HO'OPONOPONO – Hawaiian Code of Forgiveness Workshop
HO'OPONOPONO - Hawaiian Code of Forgiveness Workshop
Ho'oponopono means to make right. Essentially, it means to make it right with the ancestors, or to make right with the people with whom you have relationships. To restore & mend broken relationships. It is an integral & core part of Hawaiian culture, society & healing. For full healing to occur, ho'oponopono is vital.
This class is open to anyone.
Even if you have experienced the class before, it may be time to gain a deeper understanding
& experience some new layers of release & healing.
What is ho'oponopono why is it useful- why is it necessary Oli (chants), forgiveness prayer
various aspects & practical methods of doing ho'oponopono with self & others personally experiencing some simple healing, release & ho'oponopono processes.
Venue: Kilbride Centre, 52 Beaconsfield Pde, Albert Park
Dates: Nov/Dec 2013 TBA
Investment: $150 or earlybird $130 if paid 1 month in advance
Bring: pillow, pen & paper, lunch, towel
(we will be going across to the moana for the final pule so you may wish to bring bathers if you would like to do a full cleanse by immersing in the kai)
Well it's been about seven months now since I joined in at one of you Ho'oponopono workshops and a lot has happened since then. I'm currently living in a Zen Temple in Japan living my dream as a buddhist monk. But I have to say that one of the spiritual practices that I find I'm using the most to deepen my mediation practice is Ho'oponopono.
Before Ho'oponopono I was often plagued by sadness, doubts and regrets in my meditations and I would agonise on the the thoughts that would come up for hours. These negative feeling would follow me through the day colouring my relationship with the world around me. I remember in the workshop we were given a small piece of paper to write down the events or people we most wish to forgive and release in our lives. I filled in every spare millimetre of that piece of paper before it went into the calabash and we worked to release them.
Since then I have been at peace with each person and event I wrote about. It's almost too good to be true that so much of my excess baggage and grief is now transmuted with love and forgiveness into such and abiding peace. As I sit in long meditation sessions here in the temple I am so tranquil and at ease. Sometimes I look around at the other monks and see the agony on their face and wish that they to would learn Ho'oponopono. Whenever an event arises in my meditation that was not previously released, I just do a bit of Ho'oponopono on it and return to my now natural state of peace and tranquility. Such a joy. And I owe it all to your teachings.

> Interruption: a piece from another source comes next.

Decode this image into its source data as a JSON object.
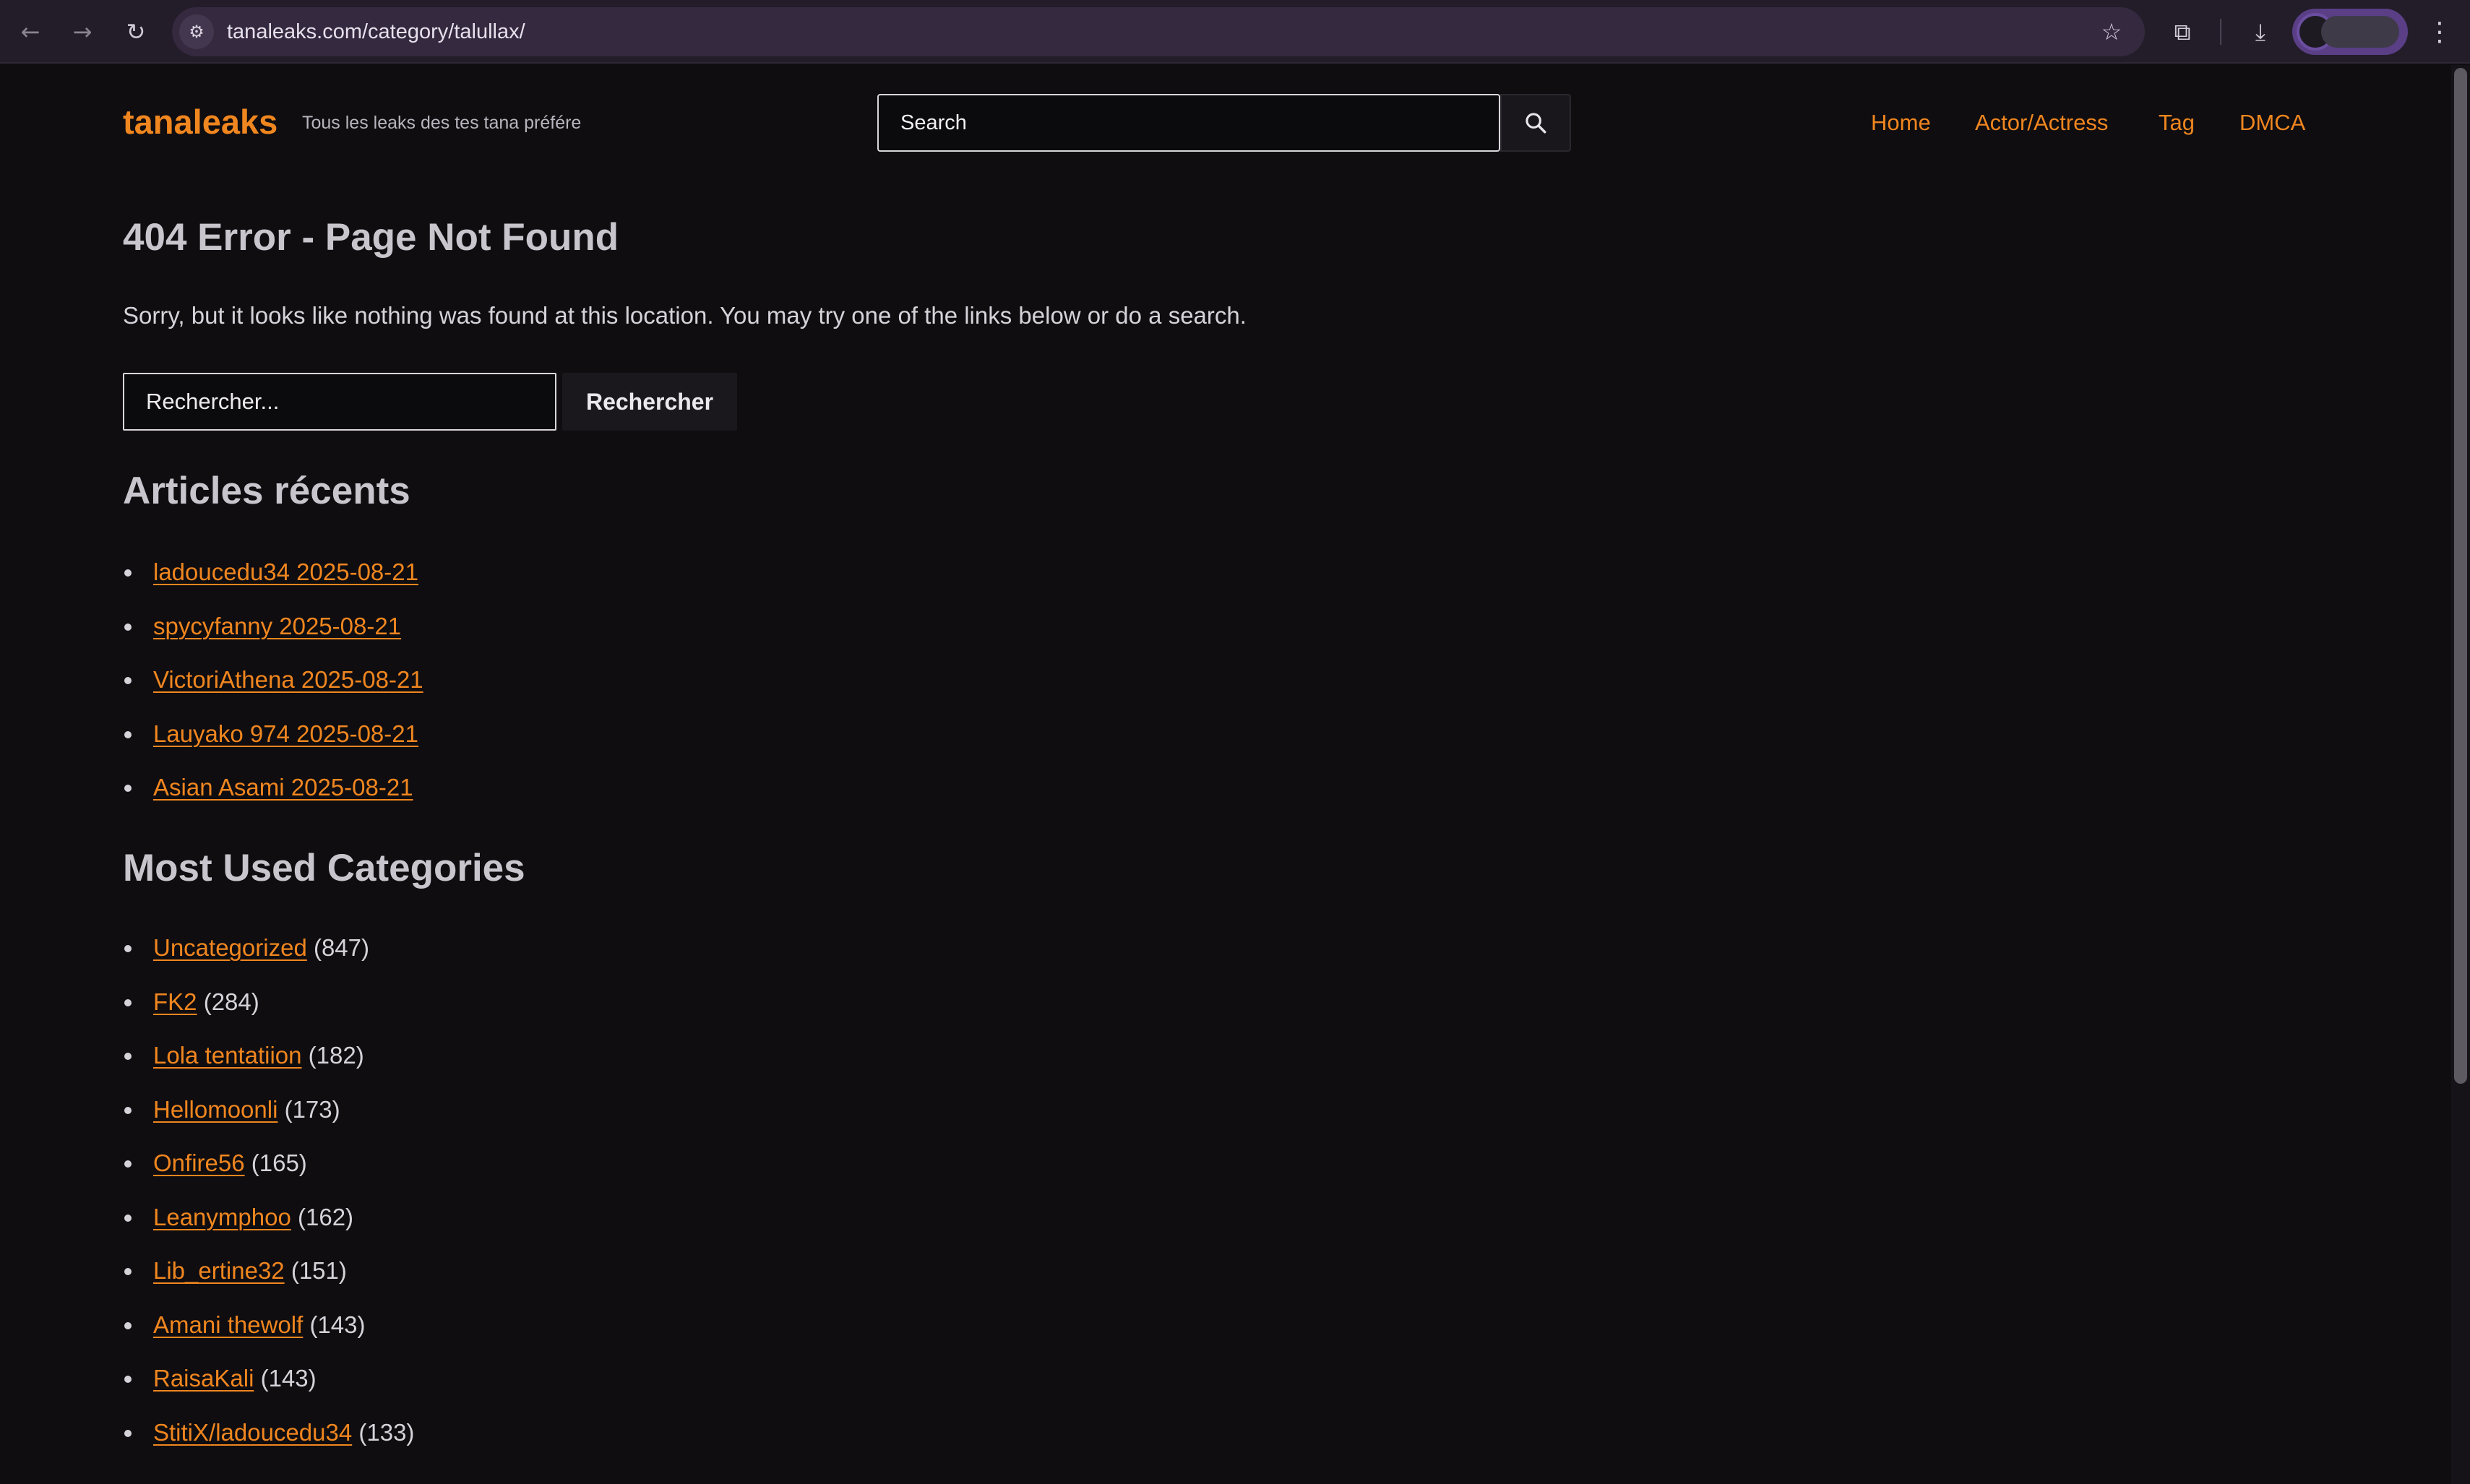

Mahalo nui Tracey for all the wonderful work you do.
(aka Zen Buddhist Monk Hojun Futen)